There are two ways of answering these questions. One is by survey, which is comprehensive but unsubtle and non-interactive, and the other is by going into the schools and asking questions, which produces a great deal of information but must necessarily be highly selective and therefore possibly unrepresentative. We did both. First, we present the results of a survey of all of the LEA's and Training Colleges in the UK, and of 300 selected schools.
3.1 The LEA's
All of the 125 LEA's in the UK were asked
1. Are there any general guidelines on the teaching of
handwriting laid down for schools and teachers in your area?
2. Do you recommend the use of any particular copybook or
books, and, if so, which?
Replies were received from 113 authorities (90%). The most obvious inference from these responses is that most LEA's do not have a real policy on the teaching of handwriting.
and here is the normal writing of an adult who had learned this form
and adapted it.
Some of the taught forms have been lost, but the original style is still
easy to identify. The open /p/ of the taught system has gone (see 'party'
in line 3), as has the looped /f/ ('for' in line 2); compare 'empty' in
line 9 and 'for' in line 5 of the copybook example. But the distinctive
long /r/, which is not taught in any other system (and not all versions
of this system, even: it is not in our copy-book example) is found in 'First'
and 'remind' in line 1. An even more obvious indicator of looped cursive
is found in the ornate looped cursive capitals. The /E/ and /Z/ in 'Emile
Zola' and the /T/ and /H/ in 'Thomas Hardy' are all good examples of this.
Here now is a copy-book version of the Italic style, and a letter written in an adult version of this style.
Although this is by no means a straightforwardly italic hand many italic
forms are present. The general shape of the letters is italic, with rather
angular /m/s, /n/s, and capital /L/s throughout the sample. The descenders
are also characteristically straight (as in the /y/ and /g/ of 'danger'
(8) and 'they're' (9)), and there is an italic straight /f/ in the word
'Petersfield' (line 2). There is one other specific italic form, the one-stroke
curved /d/, in 'Petersfield' (line 2) and 'had' (line 10).
You can see that it needs some skill to identify the basic style in the adult writing. As a help, here are the letters that are most useful for identifying each style.
Each has been given a score of 1 or 2, meaning that some are better identifiers

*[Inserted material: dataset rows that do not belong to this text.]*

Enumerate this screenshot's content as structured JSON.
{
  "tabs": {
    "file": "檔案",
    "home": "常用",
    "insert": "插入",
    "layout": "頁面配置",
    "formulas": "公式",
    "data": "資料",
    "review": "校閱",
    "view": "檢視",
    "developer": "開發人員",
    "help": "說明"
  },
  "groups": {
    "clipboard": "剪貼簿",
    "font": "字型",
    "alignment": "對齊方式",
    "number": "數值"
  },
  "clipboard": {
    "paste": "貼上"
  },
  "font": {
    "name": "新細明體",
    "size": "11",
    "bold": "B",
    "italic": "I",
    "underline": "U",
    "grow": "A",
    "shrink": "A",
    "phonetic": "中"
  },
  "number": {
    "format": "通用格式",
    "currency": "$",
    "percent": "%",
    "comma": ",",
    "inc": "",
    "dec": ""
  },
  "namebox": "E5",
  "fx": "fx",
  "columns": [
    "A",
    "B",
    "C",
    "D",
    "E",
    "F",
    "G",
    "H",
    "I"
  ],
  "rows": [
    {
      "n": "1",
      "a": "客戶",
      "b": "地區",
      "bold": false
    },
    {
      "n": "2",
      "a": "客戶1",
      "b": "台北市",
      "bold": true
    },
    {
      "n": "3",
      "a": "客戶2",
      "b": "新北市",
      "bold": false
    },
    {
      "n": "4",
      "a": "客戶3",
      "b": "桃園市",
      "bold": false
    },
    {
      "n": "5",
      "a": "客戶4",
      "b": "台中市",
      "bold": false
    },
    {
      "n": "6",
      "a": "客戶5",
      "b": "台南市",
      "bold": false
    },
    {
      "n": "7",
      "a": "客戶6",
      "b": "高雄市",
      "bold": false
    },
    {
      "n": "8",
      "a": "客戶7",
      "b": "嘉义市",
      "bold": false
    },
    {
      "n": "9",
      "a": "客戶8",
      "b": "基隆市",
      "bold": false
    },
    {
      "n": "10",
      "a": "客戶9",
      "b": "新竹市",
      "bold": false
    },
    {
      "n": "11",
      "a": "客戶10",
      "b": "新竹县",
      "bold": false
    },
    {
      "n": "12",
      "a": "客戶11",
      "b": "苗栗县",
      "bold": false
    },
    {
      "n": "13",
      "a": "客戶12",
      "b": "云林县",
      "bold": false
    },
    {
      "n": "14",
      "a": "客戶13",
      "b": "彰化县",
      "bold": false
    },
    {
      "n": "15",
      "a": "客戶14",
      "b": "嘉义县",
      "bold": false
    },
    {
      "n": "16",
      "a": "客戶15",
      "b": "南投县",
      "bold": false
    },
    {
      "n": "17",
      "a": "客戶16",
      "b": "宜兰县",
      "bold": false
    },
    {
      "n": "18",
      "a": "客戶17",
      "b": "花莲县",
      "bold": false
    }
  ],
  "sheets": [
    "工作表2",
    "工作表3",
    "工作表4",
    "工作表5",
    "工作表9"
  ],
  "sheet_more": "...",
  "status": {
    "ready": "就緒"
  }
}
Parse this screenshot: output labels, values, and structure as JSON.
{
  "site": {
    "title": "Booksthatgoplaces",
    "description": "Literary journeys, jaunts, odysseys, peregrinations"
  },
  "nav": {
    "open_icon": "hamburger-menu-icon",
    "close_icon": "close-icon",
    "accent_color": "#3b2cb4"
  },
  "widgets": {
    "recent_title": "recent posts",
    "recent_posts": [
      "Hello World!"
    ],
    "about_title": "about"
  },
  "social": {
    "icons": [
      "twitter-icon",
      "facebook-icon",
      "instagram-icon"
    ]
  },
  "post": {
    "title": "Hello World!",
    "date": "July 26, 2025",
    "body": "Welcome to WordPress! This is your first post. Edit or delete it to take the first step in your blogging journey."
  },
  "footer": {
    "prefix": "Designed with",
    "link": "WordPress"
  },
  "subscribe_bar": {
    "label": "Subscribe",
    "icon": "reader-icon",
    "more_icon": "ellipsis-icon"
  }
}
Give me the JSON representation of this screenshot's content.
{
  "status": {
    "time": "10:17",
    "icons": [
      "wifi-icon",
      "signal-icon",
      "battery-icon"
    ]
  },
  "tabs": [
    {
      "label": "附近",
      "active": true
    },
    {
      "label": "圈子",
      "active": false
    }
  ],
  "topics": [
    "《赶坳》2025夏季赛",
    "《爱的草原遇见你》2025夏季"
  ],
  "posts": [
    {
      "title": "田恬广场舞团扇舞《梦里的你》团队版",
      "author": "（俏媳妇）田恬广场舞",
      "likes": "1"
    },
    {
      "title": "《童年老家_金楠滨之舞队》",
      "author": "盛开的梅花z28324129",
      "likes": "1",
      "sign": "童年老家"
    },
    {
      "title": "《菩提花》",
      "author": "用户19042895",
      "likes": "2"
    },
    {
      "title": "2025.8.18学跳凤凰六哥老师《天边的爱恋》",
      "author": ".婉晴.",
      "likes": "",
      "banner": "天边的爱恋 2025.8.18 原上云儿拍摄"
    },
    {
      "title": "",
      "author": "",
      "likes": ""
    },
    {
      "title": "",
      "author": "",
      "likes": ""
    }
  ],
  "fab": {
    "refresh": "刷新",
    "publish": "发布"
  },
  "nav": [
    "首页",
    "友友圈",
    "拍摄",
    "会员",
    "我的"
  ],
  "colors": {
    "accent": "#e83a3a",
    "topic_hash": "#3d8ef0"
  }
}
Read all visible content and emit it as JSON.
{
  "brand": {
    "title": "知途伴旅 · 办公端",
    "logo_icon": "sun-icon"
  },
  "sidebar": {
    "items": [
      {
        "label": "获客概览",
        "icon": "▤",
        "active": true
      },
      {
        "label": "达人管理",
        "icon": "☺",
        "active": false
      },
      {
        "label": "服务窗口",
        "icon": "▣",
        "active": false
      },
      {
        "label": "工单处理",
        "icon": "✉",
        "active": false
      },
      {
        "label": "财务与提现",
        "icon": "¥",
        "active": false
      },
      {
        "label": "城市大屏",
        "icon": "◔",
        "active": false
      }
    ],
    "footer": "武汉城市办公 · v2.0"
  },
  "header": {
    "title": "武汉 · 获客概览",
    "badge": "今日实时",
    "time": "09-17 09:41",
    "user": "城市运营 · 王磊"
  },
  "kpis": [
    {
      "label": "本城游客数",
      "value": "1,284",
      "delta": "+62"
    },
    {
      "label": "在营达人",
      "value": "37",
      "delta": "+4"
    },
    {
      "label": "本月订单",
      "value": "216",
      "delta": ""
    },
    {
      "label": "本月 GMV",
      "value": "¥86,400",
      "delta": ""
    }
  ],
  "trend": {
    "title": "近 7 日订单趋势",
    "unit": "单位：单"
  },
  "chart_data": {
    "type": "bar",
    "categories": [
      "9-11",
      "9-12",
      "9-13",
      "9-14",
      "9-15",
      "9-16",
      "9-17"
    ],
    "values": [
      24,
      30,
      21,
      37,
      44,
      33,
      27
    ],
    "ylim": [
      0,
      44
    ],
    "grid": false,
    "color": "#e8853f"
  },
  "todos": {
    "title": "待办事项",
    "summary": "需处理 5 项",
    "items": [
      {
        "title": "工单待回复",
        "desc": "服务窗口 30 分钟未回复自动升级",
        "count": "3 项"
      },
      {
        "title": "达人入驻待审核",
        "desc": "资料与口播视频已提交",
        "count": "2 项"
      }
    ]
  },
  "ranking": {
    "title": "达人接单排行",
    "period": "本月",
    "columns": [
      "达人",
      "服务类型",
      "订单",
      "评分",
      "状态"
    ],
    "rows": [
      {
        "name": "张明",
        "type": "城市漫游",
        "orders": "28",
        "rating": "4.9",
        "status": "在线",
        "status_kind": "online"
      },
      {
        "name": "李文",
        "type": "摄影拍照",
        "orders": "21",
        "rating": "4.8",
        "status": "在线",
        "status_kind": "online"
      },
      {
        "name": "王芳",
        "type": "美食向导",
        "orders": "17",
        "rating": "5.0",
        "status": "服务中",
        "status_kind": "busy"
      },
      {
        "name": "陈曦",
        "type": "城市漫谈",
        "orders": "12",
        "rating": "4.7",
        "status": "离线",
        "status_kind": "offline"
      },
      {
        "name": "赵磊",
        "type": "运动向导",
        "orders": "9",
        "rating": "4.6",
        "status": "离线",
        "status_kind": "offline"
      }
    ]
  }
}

than others. I won't go through them each in detail, since this is not appropriate
for a lecture format, but I will leave a copy with you and you can study
it at your leisure; I hope it comes in useful.